The Atlantic on QS

I was interviewed by Rose Eveleth about self tracking as a woman, for The Atlantic. This was one of my favorite articles I've ever been interviewed in, because it is long and hilarious and she interviews a laundry list of amazing women.

Definitely give it a read!

For the record, here's what I said on the topic:

When Amelia Greenhall moved to San Francisco from Seattle, she looked for a Quantified Self meet-up. She had been active in the Seattle QS community, and quickly found the corresponding group in San Francisco. Soon, she was organizing the Bay Area meetings herself. But while she enjoyed the community there, something was missing.

“After each one, women would come up to me and say, ‘I wish we could talk about periods or fertility or dating or anything that wasn’t getting talked about.’ It just felt like there was a lot getting left out,” she said. And the meetings, set in the belly of the Silicon Valley beast, felt like tech meetings. “It was just kind of like a microcosm of the tech world where dudes are willing to speak about the most boring trivial stuff as if it’s the best invention ever, and these women would have these really cool things and they’re like, ‘Oh I don’t know if anybody would be interested.’” So Greenhall started the first ever QSXX meet up—a space for women to showcase their QS projects, talk about what worked for them, and find a smaller community within the larger group.

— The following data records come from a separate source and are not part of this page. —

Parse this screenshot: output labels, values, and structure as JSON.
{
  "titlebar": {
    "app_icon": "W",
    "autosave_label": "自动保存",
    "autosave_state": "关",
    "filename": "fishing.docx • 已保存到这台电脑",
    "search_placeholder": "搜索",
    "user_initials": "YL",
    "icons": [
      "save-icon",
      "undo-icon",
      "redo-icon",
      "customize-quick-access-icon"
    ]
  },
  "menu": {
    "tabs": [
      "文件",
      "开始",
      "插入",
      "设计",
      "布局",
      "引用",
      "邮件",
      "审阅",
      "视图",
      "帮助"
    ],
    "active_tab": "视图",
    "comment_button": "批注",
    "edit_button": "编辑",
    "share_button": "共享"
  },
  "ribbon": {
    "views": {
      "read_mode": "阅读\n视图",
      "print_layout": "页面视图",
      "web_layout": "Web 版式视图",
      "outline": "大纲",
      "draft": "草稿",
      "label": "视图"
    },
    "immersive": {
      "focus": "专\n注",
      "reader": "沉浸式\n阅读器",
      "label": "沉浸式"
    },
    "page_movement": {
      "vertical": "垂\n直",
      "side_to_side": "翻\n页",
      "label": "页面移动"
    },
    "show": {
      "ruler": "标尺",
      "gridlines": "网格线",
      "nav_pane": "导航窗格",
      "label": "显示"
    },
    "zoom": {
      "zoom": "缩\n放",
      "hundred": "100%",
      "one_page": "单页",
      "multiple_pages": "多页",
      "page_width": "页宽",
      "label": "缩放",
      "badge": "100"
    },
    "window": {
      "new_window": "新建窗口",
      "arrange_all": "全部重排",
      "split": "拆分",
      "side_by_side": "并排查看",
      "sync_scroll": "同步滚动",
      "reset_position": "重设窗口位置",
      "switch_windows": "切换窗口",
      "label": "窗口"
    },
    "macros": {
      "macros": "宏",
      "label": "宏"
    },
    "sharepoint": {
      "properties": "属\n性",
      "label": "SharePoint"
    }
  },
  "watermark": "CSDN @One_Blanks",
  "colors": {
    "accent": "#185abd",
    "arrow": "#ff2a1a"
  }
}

Soon, QSXX groups popped up in Boston and New York City. “The conversations seemed more real and more interesting and we were talking about the problems with devices and apps and it turned out much as I was hoping,” said Greenhall. Maggie Delano started one in Boston, after having a conversation with another woman about the differences in what some women want to track. “We were talking about how the kinds of things that women need to track are really different, and things can change a lot more throughout the month than they might for other people,” she said. The women who attend these meet-ups discuss what they want to track, present their projects, and form bonds within the smaller community that some say they couldn’t quite forge at the bigger meet-ups.

But you should read the whole article or you'll miss out on learning about apps like "iThrust and Sex Stamina Tester and Sex Counter Tease" (yes, for real!) and the best quote of the article, when engineer Heather Rivers talks about how most manmade apps approach period tracking:

‘We men don’t like to be blindsided by your hormonal impulses so we need to track you, like you’re a parking meter.’

You might also like my Hipster Period Tracking App